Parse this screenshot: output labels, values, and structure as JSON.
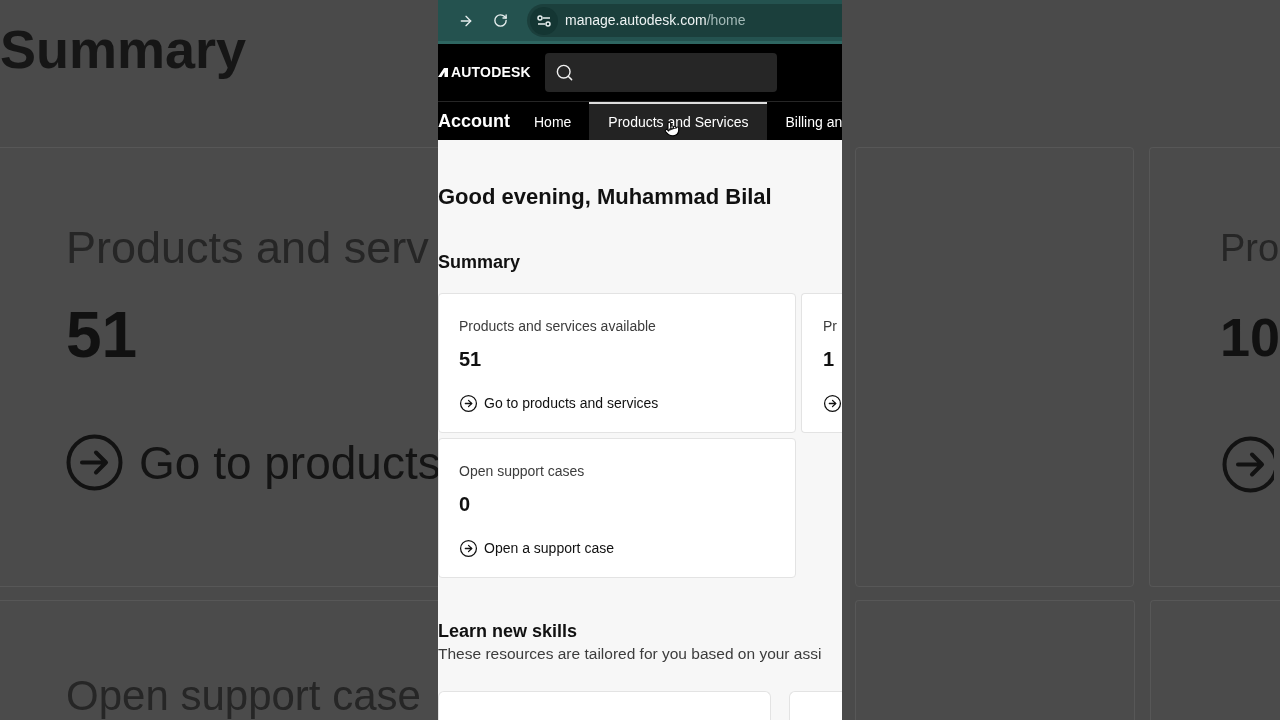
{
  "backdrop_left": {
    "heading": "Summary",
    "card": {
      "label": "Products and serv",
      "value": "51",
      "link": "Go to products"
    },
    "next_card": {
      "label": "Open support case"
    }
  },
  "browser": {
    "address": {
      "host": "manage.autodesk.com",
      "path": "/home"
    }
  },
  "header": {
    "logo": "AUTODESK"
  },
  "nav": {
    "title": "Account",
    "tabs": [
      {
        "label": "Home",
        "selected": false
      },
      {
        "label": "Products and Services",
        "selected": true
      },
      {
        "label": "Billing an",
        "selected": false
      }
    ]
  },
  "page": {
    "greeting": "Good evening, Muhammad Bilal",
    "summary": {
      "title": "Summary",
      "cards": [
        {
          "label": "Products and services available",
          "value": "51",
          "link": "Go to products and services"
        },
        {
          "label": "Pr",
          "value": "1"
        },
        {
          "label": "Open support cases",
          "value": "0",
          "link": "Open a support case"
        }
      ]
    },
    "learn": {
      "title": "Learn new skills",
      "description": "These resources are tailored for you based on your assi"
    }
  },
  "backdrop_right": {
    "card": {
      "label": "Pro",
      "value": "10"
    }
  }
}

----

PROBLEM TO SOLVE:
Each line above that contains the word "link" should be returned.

WRITTEN REPLY:
      "link": "Go to products"
          "link": "Go to products and services"
          "link": "Open a support case"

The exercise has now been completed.